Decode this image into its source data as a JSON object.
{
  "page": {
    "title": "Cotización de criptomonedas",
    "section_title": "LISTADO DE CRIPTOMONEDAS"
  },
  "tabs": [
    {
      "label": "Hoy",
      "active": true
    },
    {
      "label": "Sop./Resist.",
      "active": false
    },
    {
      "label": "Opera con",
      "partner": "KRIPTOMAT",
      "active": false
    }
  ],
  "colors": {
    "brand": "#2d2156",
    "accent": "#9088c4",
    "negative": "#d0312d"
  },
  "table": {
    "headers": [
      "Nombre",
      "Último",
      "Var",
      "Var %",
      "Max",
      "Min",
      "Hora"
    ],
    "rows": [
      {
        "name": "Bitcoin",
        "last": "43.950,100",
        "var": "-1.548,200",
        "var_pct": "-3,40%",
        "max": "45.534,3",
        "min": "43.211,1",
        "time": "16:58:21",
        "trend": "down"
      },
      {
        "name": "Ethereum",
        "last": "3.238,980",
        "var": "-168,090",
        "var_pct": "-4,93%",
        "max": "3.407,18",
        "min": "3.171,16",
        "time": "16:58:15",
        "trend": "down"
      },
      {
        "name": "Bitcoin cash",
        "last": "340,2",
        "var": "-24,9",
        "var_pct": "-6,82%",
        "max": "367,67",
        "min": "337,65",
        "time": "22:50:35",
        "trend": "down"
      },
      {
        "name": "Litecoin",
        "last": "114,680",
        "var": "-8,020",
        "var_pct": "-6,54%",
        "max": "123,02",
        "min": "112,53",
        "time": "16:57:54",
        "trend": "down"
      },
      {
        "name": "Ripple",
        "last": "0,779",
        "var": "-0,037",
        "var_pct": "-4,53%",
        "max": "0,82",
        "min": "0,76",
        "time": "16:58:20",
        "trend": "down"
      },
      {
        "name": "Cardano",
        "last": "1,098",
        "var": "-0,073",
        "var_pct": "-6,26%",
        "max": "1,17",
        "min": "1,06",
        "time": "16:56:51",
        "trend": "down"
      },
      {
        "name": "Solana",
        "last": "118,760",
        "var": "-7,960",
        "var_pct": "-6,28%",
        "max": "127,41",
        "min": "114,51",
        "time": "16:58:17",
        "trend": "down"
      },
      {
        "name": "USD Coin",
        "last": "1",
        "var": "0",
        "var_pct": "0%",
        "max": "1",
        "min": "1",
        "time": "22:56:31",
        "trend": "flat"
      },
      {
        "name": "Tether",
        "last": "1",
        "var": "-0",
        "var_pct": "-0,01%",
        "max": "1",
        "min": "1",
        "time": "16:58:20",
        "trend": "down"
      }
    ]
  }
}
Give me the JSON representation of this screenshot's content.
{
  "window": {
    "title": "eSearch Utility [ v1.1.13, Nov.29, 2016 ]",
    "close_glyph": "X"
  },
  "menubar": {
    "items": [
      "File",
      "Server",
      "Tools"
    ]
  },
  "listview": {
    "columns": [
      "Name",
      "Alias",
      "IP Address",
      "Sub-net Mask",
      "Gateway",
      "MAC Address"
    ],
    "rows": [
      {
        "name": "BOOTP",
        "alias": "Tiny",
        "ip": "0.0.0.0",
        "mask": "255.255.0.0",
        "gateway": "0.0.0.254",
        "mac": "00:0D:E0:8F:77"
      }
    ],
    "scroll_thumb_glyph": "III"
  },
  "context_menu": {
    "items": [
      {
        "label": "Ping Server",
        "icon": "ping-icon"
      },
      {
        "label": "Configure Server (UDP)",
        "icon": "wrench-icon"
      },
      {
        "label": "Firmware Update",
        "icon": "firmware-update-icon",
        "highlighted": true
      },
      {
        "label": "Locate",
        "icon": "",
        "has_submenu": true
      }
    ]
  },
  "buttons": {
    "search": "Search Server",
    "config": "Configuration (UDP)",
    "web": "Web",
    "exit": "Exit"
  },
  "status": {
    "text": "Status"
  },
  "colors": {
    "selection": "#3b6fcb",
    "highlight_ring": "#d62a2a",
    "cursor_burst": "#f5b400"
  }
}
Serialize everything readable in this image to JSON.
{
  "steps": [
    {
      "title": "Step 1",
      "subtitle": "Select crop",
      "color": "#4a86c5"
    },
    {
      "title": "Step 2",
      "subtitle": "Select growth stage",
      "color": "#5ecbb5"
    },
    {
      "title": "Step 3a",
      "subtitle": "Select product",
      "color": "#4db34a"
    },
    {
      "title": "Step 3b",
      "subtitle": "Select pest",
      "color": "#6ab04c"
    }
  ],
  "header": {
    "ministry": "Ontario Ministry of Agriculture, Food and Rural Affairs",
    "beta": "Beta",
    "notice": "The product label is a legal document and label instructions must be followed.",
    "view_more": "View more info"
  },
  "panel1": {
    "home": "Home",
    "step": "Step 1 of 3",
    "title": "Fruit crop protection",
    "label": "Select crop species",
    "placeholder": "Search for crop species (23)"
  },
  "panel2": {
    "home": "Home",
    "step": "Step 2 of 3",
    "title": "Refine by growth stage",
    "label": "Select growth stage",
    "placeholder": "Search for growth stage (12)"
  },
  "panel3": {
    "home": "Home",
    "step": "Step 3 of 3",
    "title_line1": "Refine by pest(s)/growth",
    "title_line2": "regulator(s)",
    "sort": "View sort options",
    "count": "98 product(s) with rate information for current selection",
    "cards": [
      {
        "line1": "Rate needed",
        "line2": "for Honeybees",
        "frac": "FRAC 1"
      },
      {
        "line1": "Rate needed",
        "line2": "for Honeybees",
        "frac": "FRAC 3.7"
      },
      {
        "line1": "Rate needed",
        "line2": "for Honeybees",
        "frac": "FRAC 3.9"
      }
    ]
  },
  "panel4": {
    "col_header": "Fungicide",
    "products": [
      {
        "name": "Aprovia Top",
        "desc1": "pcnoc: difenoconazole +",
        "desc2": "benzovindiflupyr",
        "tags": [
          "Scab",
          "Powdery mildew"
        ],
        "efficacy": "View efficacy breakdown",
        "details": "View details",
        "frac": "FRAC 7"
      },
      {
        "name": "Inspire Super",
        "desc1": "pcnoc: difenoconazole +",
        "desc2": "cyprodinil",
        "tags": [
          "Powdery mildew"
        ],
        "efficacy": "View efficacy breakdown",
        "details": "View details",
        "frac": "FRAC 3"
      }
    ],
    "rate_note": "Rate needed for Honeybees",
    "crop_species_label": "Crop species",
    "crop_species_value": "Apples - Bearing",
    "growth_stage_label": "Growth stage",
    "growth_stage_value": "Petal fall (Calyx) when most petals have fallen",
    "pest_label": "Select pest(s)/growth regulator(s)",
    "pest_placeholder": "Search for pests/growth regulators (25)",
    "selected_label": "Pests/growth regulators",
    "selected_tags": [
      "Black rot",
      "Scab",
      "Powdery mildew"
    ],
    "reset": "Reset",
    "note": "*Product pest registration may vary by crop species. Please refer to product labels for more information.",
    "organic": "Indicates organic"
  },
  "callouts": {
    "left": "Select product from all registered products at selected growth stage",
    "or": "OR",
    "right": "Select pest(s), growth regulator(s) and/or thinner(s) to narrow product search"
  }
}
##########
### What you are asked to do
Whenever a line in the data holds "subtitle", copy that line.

### Response area
      "subtitle": "Select crop",
      "subtitle": "Select growth stage",
      "subtitle": "Select product",
      "subtitle": "Select pest",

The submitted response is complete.